- [Problem statement] Go through the material and return every line that contains the string "subtitle".
□ □ □ □ □ □ □
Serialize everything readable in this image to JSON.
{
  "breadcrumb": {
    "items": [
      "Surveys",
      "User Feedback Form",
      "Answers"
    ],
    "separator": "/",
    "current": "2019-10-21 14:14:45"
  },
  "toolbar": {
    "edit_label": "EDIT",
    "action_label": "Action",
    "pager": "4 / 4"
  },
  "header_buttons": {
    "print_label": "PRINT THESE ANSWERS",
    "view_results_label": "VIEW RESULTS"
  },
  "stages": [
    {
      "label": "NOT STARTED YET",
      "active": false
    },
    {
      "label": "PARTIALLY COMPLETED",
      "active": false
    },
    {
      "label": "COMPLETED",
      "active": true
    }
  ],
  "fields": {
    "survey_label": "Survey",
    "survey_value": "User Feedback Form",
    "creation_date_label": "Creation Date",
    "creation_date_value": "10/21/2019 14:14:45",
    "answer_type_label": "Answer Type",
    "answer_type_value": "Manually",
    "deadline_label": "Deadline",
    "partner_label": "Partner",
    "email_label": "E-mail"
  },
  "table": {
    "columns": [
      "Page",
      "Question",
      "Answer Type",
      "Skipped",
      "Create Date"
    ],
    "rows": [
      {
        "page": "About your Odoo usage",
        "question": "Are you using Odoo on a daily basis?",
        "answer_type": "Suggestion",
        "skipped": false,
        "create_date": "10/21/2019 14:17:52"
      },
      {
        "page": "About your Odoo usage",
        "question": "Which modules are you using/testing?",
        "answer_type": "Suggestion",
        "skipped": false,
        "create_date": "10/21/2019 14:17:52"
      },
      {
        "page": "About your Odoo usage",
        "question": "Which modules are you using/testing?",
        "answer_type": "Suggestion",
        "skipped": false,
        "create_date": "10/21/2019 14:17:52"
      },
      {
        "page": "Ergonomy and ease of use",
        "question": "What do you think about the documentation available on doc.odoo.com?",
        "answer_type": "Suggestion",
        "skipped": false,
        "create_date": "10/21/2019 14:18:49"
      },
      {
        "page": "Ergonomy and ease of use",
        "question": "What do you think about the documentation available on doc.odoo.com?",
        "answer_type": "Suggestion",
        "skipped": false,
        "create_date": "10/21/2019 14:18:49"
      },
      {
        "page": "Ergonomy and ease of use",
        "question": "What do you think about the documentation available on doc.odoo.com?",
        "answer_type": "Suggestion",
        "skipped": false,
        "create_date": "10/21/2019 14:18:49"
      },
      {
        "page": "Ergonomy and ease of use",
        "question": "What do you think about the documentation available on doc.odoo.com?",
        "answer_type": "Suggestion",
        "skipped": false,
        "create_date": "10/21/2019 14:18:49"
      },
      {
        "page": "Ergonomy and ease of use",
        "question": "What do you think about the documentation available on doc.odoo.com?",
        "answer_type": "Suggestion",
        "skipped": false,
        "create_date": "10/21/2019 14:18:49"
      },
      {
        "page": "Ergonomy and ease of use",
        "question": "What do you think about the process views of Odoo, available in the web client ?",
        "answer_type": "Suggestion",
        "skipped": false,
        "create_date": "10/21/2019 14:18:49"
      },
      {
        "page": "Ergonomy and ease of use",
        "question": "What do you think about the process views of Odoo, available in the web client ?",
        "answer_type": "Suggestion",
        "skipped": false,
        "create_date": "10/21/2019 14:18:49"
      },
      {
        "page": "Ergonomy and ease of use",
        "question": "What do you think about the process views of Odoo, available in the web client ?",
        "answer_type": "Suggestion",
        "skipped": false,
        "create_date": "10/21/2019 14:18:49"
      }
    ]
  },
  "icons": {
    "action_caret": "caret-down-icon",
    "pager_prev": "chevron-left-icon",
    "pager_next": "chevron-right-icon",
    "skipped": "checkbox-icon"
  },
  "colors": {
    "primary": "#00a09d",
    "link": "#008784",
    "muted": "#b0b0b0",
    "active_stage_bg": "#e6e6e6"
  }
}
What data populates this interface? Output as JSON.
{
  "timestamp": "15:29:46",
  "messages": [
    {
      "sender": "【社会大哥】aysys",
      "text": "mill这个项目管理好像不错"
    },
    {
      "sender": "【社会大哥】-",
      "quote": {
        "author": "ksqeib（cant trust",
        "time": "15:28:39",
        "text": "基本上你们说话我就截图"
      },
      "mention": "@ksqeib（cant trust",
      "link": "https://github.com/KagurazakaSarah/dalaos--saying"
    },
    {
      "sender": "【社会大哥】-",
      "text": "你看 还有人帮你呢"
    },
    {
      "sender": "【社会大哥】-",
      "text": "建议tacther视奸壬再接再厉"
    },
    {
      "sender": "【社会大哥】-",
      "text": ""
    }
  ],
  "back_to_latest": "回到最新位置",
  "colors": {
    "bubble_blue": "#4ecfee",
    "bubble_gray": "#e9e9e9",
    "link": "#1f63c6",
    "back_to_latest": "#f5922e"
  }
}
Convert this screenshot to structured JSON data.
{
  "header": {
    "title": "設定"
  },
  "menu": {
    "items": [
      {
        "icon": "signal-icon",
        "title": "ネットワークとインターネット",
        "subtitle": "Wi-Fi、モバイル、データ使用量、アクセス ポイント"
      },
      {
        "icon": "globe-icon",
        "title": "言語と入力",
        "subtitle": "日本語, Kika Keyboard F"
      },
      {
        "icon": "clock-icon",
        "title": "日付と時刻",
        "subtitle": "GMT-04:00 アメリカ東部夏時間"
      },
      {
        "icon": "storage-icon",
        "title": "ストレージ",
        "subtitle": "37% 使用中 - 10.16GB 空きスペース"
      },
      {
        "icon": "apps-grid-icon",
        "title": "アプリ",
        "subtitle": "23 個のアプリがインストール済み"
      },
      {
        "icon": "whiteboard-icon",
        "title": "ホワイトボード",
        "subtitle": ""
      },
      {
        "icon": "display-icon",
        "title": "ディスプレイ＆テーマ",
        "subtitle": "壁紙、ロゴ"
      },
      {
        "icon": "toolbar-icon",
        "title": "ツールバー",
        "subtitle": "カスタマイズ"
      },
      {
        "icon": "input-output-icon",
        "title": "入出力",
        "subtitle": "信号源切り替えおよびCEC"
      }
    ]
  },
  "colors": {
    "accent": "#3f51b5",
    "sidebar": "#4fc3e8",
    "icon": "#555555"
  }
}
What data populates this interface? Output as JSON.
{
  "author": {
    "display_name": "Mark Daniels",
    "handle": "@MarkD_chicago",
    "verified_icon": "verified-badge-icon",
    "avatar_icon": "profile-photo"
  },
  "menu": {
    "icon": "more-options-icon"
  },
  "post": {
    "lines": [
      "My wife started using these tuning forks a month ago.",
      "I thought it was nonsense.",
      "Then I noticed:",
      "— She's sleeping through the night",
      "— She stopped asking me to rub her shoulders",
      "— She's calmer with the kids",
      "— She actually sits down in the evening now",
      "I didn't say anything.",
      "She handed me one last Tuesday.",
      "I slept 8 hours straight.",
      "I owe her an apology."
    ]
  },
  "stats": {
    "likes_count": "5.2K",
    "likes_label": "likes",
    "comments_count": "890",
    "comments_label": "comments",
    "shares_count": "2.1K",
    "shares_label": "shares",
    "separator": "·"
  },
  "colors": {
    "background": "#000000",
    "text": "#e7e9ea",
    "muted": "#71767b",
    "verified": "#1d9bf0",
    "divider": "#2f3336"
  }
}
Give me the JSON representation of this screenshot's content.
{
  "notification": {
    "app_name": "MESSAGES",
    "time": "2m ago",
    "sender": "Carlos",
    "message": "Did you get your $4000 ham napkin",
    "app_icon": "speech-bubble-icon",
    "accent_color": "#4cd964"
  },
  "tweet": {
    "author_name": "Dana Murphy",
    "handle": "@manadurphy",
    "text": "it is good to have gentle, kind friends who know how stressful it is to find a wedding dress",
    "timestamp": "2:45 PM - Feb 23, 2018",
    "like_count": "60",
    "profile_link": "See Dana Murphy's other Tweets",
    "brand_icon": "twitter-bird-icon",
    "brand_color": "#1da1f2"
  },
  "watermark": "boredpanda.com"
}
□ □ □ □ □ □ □
- [Result for this task]
        "subtitle": "Wi-Fi、モバイル、データ使用量、アクセス ポイント"
        "subtitle": "日本語, Kika Keyboard F"
        "subtitle": "GMT-04:00 アメリカ東部夏時間"
        "subtitle": "37% 使用中 - 10.16GB 空きスペース"
        "subtitle": "23 個のアプリがインストール済み"
        "subtitle": ""
        "subtitle": "壁紙、ロゴ"
        "subtitle": "カスタマイズ"
        "subtitle": "信号源切り替えおよびCEC"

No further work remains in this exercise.